Rich is so in love with yelling race, he can’t quite bring himself to get it. As Sleeper said, he doesn’t really understand that Beck’s declaration here (his “rant”) actually seems to right. Wall Street does seem to own the government—and when Beck names the names of the corporations involved, he is naming a lot of accurate names. (When Eliot Spitzer did this on Maddow, he disappeared from the program.)

Indeed: Just as Sleeper said in his piece, Rich can’t quite bring himself to understand the accuracy or the anger lodged in this analysis. He quotes Beck naming G.E., General Motors, Wal-Mart, Citigroup. And sure enough! In his very next paragraph, he goes right back to implying this is all about race.

Rich quotes Beck, who says that the government is giving your money to GE. But Rich can’t seem to hear what he himself has just finished typing. In the very next paragraph, he paraphrases Beck, who is now saying that Washington is “redistributing hard-earned money to the undeserving and shiftless poor!” Just like that, a complaint about corporate looting becomes a complaint about race! But Frankly, Rich is always like that. Frank Rich simply loves yelling race. Even when he says we shouldn’t, he goes ahead and does.

Nor does it seem to enter his head that Beck could imaginably be right about Obama (and about other Democrats). As he continues, Rich offers this soppy milquetoast about Obama and Wall Street:

RICH: Nor has Obama succeeded in persuading critics on the left or right that he will do as much for those Americans who are suffering as he has for the corporations his administration and his predecessor's rushed to rescue. To mark the anniversary of Lehman's fall, the president gave a speech on Wall Street last Monday again vowing reform. But everyone's back to business as usual: The Wall Street Journal reported that not a single C.E.O. from a top bank attended. The speech sank with scant notice because there has been so little action to back it up and because its conciliatory stance was tone-deaf to the anger beyond the financial district.

That’s a nice warm dish of milquetoast about Obama—about Democrats generally. But then, Obama is the black guy! For that reason, in Rich’s novelized world, he has to be basically right. Sleeper: “Liberals who've done well by those practices aren't always serious about redressing their inequities and disruptions.” In his heart, Rich loves to rant about race—not about corporate looting.

Go back and read what Robinson wrote. When he sees people calling Obama a “socialist,” he thinks it has to be about race! Good grief! At least from Franklin Roosevelt on, every major Democrat has been yelled at in just this way. But so what? The pseudo-lib world just loves yelling race. It’s the only thing we know how to say—the only manifestation we know how to see. It’s the thing we love to yell.

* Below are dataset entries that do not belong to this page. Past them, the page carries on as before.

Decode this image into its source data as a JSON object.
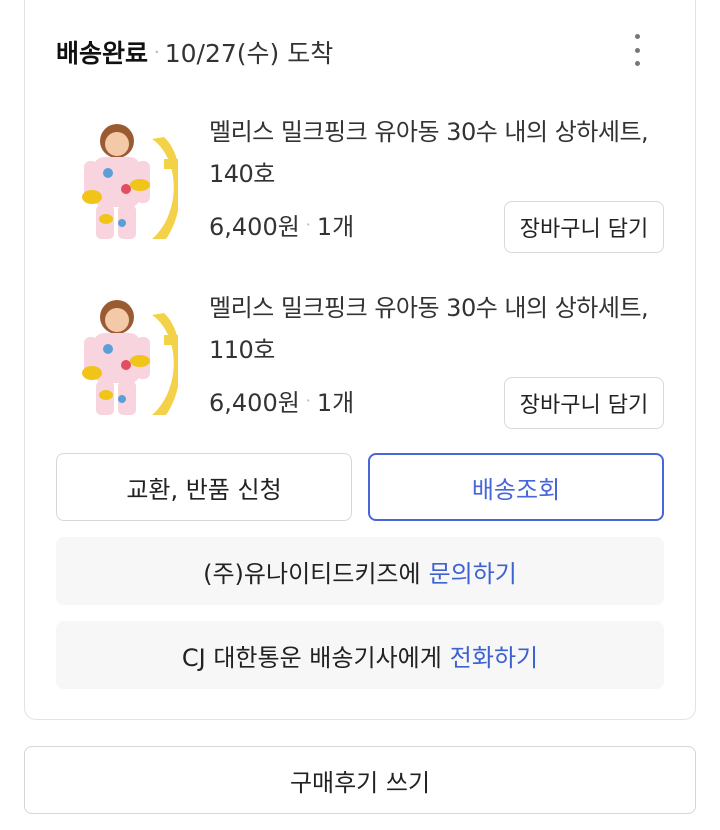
{
  "delivery": {
    "status": "배송완료",
    "arrival": "10/27(수) 도착"
  },
  "items": [
    {
      "name": "멜리스 밀크핑크 유아동 30수 내의 상하세트, 140호",
      "price": "6,400원",
      "quantity": "1개",
      "cart_button": "장바구니 담기"
    },
    {
      "name": "멜리스 밀크핑크 유아동 30수 내의 상하세트, 110호",
      "price": "6,400원",
      "quantity": "1개",
      "cart_button": "장바구니 담기"
    }
  ],
  "actions": {
    "exchange_return": "교환, 반품 신청",
    "track_delivery": "배송조회"
  },
  "seller_inquiry": {
    "text": "(주)유나이티드키즈에",
    "link": "문의하기"
  },
  "courier_call": {
    "text": "CJ 대한통운 배송기사에게",
    "link": "전화하기"
  },
  "review_button": "구매후기 쓰기",
  "colors": {
    "accent": "#4666d9",
    "link": "#3f62d1",
    "info_bg": "#f7f7f8",
    "border": "#d6d6d6"
  }
}
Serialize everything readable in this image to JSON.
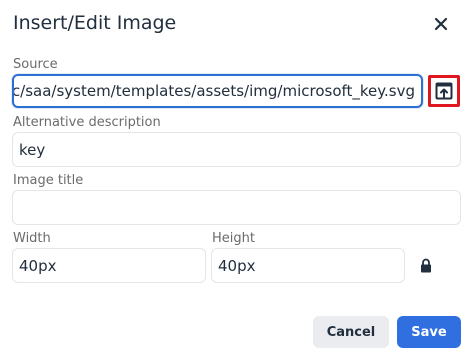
{
  "dialog": {
    "title": "Insert/Edit Image",
    "close_icon": "close-icon"
  },
  "source": {
    "label": "Source",
    "value": "atic/saa/system/templates/assets/img/microsoft_key.svg",
    "browse_icon": "browse-upload-icon"
  },
  "alt": {
    "label": "Alternative description",
    "value": "key"
  },
  "image_title": {
    "label": "Image title",
    "value": ""
  },
  "dimensions": {
    "width_label": "Width",
    "width_value": "40px",
    "height_label": "Height",
    "height_value": "40px",
    "lock_icon": "lock-icon"
  },
  "buttons": {
    "cancel": "Cancel",
    "save": "Save"
  },
  "colors": {
    "accent": "#2f6fe0",
    "focus_border": "#2f6fd3",
    "highlight_red": "#e0161f"
  }
}
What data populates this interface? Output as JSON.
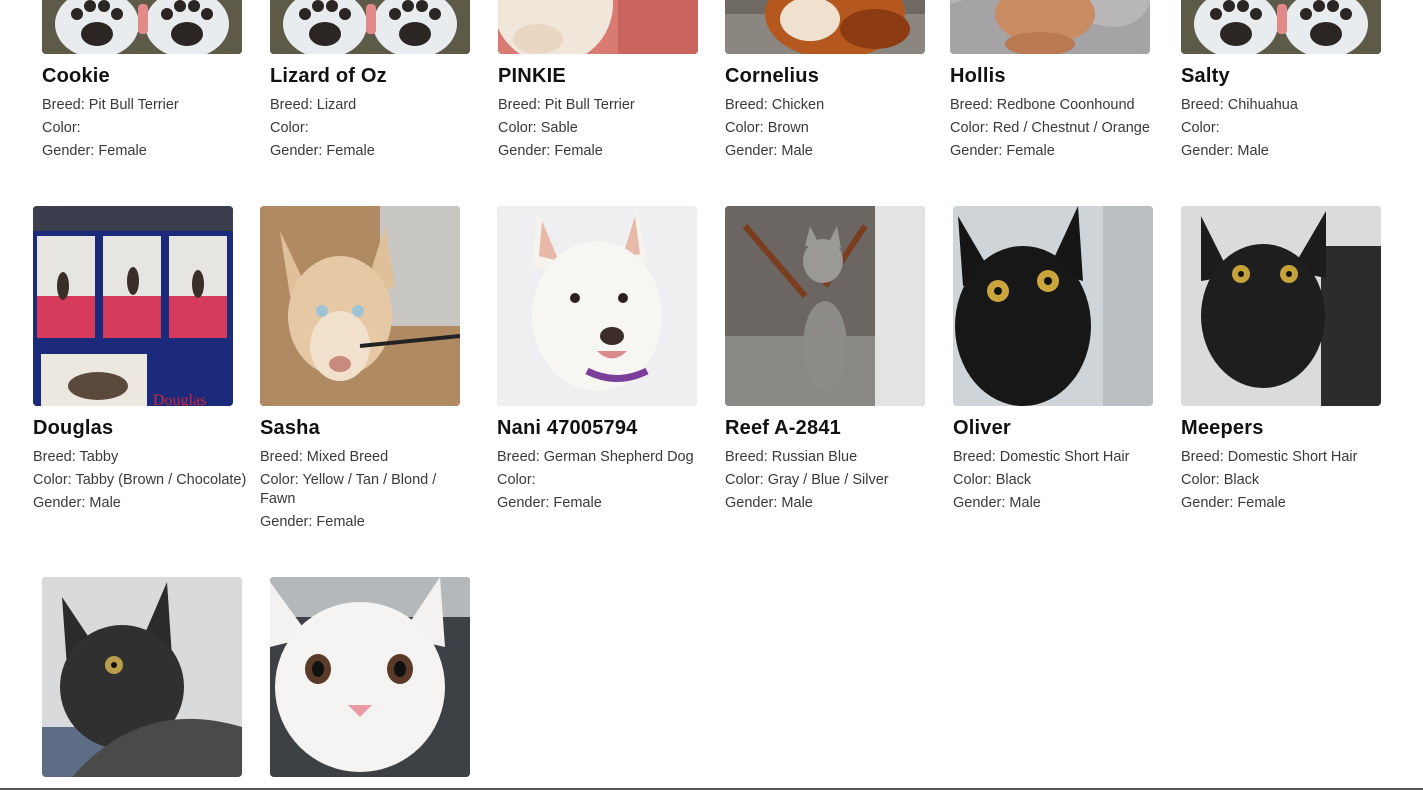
{
  "labels": {
    "breed": "Breed: ",
    "color": "Color: ",
    "gender": "Gender: "
  },
  "pets": [
    {
      "name": "Cookie",
      "breed": "Pit Bull Terrier",
      "color": "",
      "gender": "Female",
      "photo": "paws-photo"
    },
    {
      "name": "Lizard of Oz",
      "breed": "Lizard",
      "color": "",
      "gender": "Female",
      "photo": "paws-photo"
    },
    {
      "name": "PINKIE",
      "breed": "Pit Bull Terrier",
      "color": "Sable",
      "gender": "Female",
      "photo": "dog-pink-photo"
    },
    {
      "name": "Cornelius",
      "breed": "Chicken",
      "color": "Brown",
      "gender": "Male",
      "photo": "chicken-photo"
    },
    {
      "name": "Hollis",
      "breed": "Redbone Coonhound",
      "color": "Red / Chestnut / Orange",
      "gender": "Female",
      "photo": "dog-paws-blanket-photo"
    },
    {
      "name": "Salty",
      "breed": "Chihuahua",
      "color": "",
      "gender": "Male",
      "photo": "paws-photo"
    },
    {
      "name": "Douglas",
      "breed": "Tabby",
      "color": "Tabby (Brown / Chocolate)",
      "gender": "Male",
      "photo": "cat-collage-photo"
    },
    {
      "name": "Sasha",
      "breed": "Mixed Breed",
      "color": "Yellow / Tan / Blond / Fawn",
      "gender": "Female",
      "photo": "husky-photo"
    },
    {
      "name": "Nani 47005794",
      "breed": "German Shepherd Dog",
      "color": "",
      "gender": "Female",
      "photo": "white-shepherd-photo"
    },
    {
      "name": "Reef A-2841",
      "breed": "Russian Blue",
      "color": "Gray / Blue / Silver",
      "gender": "Male",
      "photo": "gray-cat-photo"
    },
    {
      "name": "Oliver",
      "breed": "Domestic Short Hair",
      "color": "Black",
      "gender": "Male",
      "photo": "black-cat-photo"
    },
    {
      "name": "Meepers",
      "breed": "Domestic Short Hair",
      "color": "Black",
      "gender": "Female",
      "photo": "black-cat-photo"
    },
    {
      "name": "",
      "breed": "",
      "color": "",
      "gender": "",
      "photo": "dark-cat-photo"
    },
    {
      "name": "",
      "breed": "",
      "color": "",
      "gender": "",
      "photo": "white-cat-photo"
    }
  ]
}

Race is important, a brutal part of our history. People like Limbaugh need to be challenged. But if we only know one play, could that be a prime way to lose? And when we lose, we all lose, of course—“black and white together.”

Tomorrow: South Carolina v. Boston